But what does cable carriage of an ATSC 3.0 vs ATSC 1.0 feed even mean? ATSC are OTA broadcast standards, some cable companies take the ATSC 1.0 feed and dump two of them onto a QAM, but they could just as easily take fiber feeds from well before the OTA encoding and transmission process, and do their own encoding, so that they wouldn't be broadcasting either OTA feed, and the whole concept becomes irrelevant. A carriage contract could be contracted for various supersets or subsets of OTA programming depending on what the station and cable company want to do. The only time I'd see it being relevant at a contractual level would be for must-carry stations like PBS, and even then the technical details of OTA broadcasting are largely irrelevant, they'd be carrying a specific set of channels that are broadcast on one license or another, but not necessarily using the encodes for OTA.Well, a given station's ATSC 3.0 feed is actually broadcasting on a separate station license and so the MVPD carriage contract would have to be for that separate station if they wanted the 3.0 feed.
Exactly. Or, more likely, the station will send a big, fat 1080i/720p stream via fiber to the MVPD, who will compress the crap out of it, but the compression is more efficient with the higher bitrate feed.Now, all that said, I keep saying that there's really no reason for MVPDs to ever bother specifically licensing 3.0 stations anyhow, because local stations already can and do offer higher quality versions of their main 1.0 feed if they have in agreement in place with MVPDs to do so. During both recent Olympics, in fact, we saw various NBC affiliates offering certain MVPDs, including Comcast and YouTube TV, live 4K feeds! They were NOT sending out 4K on their 3.0 OTA feeds but they were sending it to select MVPDs who had the internal distribution capabilities to offer it to their customers (and who, I'm sure, were paying those NBC affiliates extra $ for the enhanced quality).

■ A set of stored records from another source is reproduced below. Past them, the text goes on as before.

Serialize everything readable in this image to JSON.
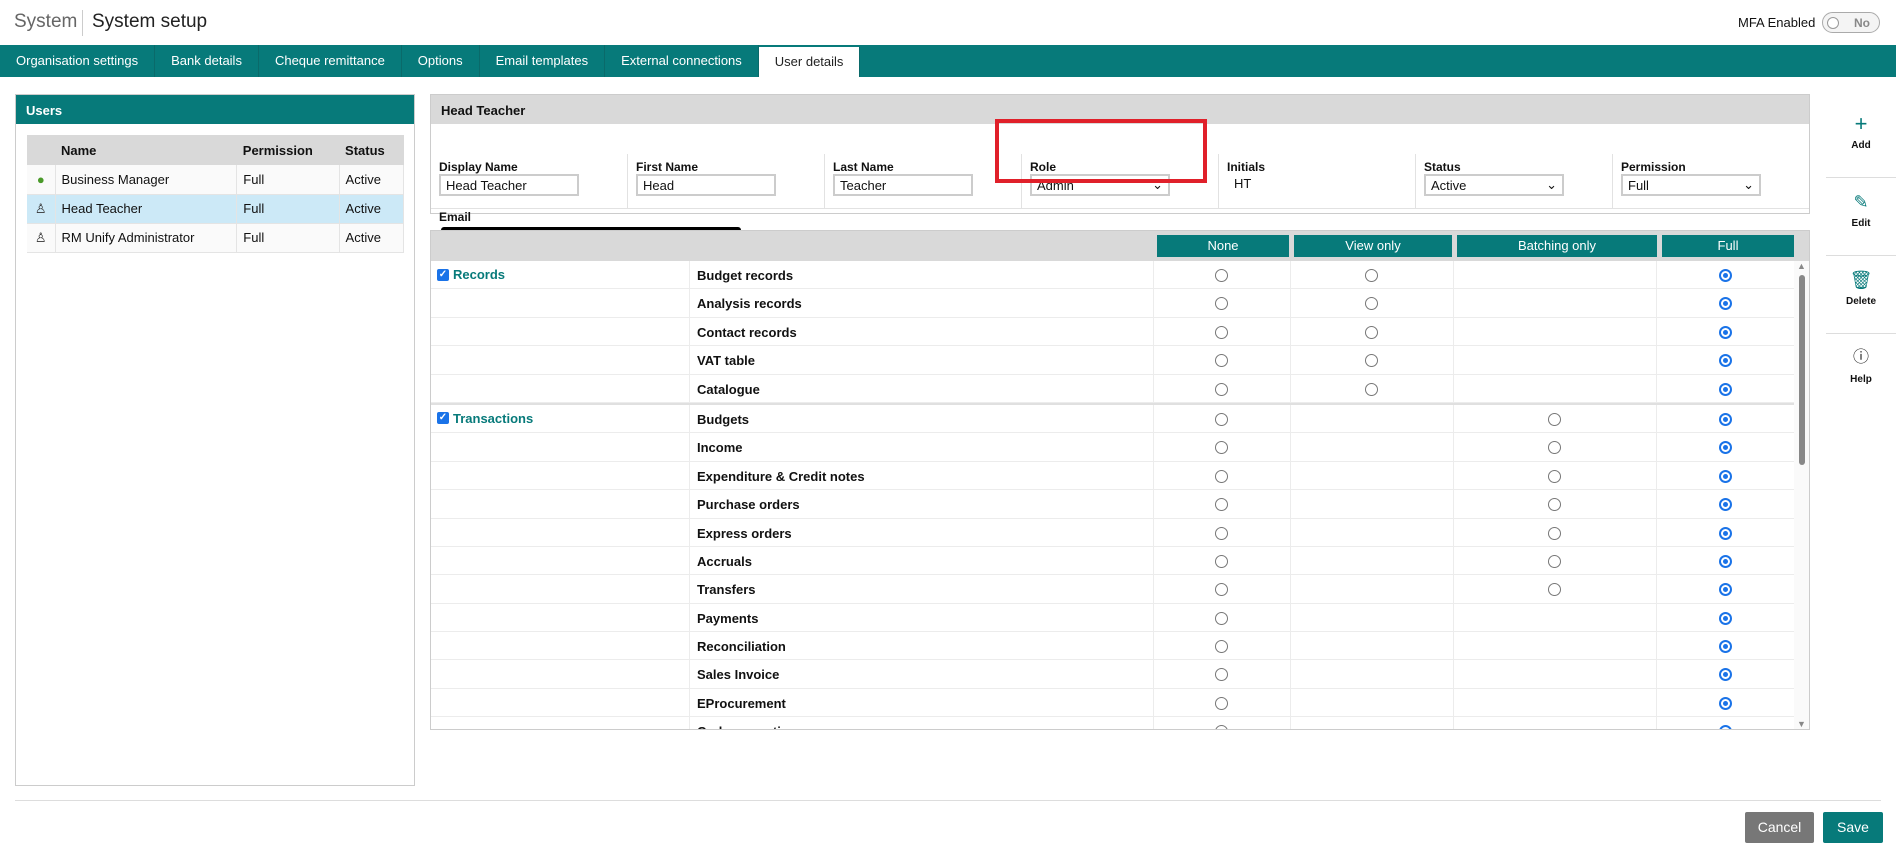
{
  "header": {
    "section": "System",
    "title": "System setup",
    "mfa_label": "MFA Enabled",
    "mfa_value": "No"
  },
  "tabs": [
    "Organisation settings",
    "Bank details",
    "Cheque remittance",
    "Options",
    "Email templates",
    "External connections",
    "User details"
  ],
  "active_tab": 6,
  "users": {
    "title": "Users",
    "columns": [
      "Name",
      "Permission",
      "Status"
    ],
    "rows": [
      {
        "name": "Business Manager",
        "permission": "Full",
        "status": "Active",
        "icon": "user-filled-green"
      },
      {
        "name": "Head Teacher",
        "permission": "Full",
        "status": "Active",
        "icon": "user-outline",
        "selected": true
      },
      {
        "name": "RM Unify Administrator",
        "permission": "Full",
        "status": "Active",
        "icon": "user-outline"
      }
    ]
  },
  "detail": {
    "title": "Head Teacher",
    "display_name_label": "Display Name",
    "display_name": "Head Teacher",
    "first_name_label": "First Name",
    "first_name": "Head",
    "last_name_label": "Last Name",
    "last_name": "Teacher",
    "role_label": "Role",
    "role": "Admin",
    "initials_label": "Initials",
    "initials": "HT",
    "status_label": "Status",
    "status": "Active",
    "permission_label": "Permission",
    "permission": "Full",
    "email_label": "Email"
  },
  "permissions": {
    "columns": [
      "None",
      "View only",
      "Batching only",
      "Full"
    ],
    "groups": [
      {
        "name": "Records",
        "checked": true,
        "items": [
          {
            "name": "Budget records",
            "options": [
              0,
              1
            ],
            "value": 3
          },
          {
            "name": "Analysis records",
            "options": [
              0,
              1
            ],
            "value": 3
          },
          {
            "name": "Contact records",
            "options": [
              0,
              1
            ],
            "value": 3
          },
          {
            "name": "VAT table",
            "options": [
              0,
              1
            ],
            "value": 3
          },
          {
            "name": "Catalogue",
            "options": [
              0,
              1
            ],
            "value": 3
          }
        ]
      },
      {
        "name": "Transactions",
        "checked": true,
        "items": [
          {
            "name": "Budgets",
            "options": [
              0,
              2
            ],
            "value": 3
          },
          {
            "name": "Income",
            "options": [
              0,
              2
            ],
            "value": 3
          },
          {
            "name": "Expenditure & Credit notes",
            "options": [
              0,
              2
            ],
            "value": 3
          },
          {
            "name": "Purchase orders",
            "options": [
              0,
              2
            ],
            "value": 3
          },
          {
            "name": "Express orders",
            "options": [
              0,
              2
            ],
            "value": 3
          },
          {
            "name": "Accruals",
            "options": [
              0,
              2
            ],
            "value": 3
          },
          {
            "name": "Transfers",
            "options": [
              0,
              2
            ],
            "value": 3
          },
          {
            "name": "Payments",
            "options": [
              0
            ],
            "value": 3
          },
          {
            "name": "Reconciliation",
            "options": [
              0
            ],
            "value": 3
          },
          {
            "name": "Sales Invoice",
            "options": [
              0
            ],
            "value": 3
          },
          {
            "name": "EProcurement",
            "options": [
              0
            ],
            "value": 3
          },
          {
            "name": "Code correction",
            "options": [
              0
            ],
            "value": 3
          }
        ]
      }
    ]
  },
  "sidebar": {
    "add": "Add",
    "edit": "Edit",
    "delete": "Delete",
    "help": "Help"
  },
  "footer": {
    "cancel": "Cancel",
    "save": "Save"
  },
  "colors": {
    "teal": "#077a7a",
    "highlight": "#e0202a",
    "radio": "#1a73e8"
  }
}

I disagree about cable. I think it will shrink and partially implode, but it has a lot of inertia, and there are many commercial customers that want live channels, so I think at least a handful of the large, well known channels will continue to have linear channels, even if the main property shifts to OTT. I do agree about antennas though, as they are already largely relegated to some live sports and news. I think we'll still have OTA in a decade, but why invest in a relatively dying medium, unless the goal with ATSC 3.0 is just to load up on subchannels of catalog content and grind out a CPM with advertising. I've always been skeptical of 4k OTA becoming widespread, why would the networks spend the money when they can charge MVPDs money for retrans for them, and later move that to their network's OTT services? I think we may just get stuck at the first phase of the ATSC 3.0 "transition" with the 1.0 stations all staying around, and the room that there is available for the first phase of 3.0 either having a bunch of stations sharing channels, or incomplete offerings in a given market with a bunch of extra subchannels crammed in.If it does pan out this way, then by the time we get to 2030, who's going to bother with an OTA antenna if all that same content can be streamed, live and on-demand, for free, with equal or better PQ and without reception problems? There will be hardly any US homes by 2030 who don't have broadband service with unlimited data or at least a sufficiently high data cap to allow for all their video viewing.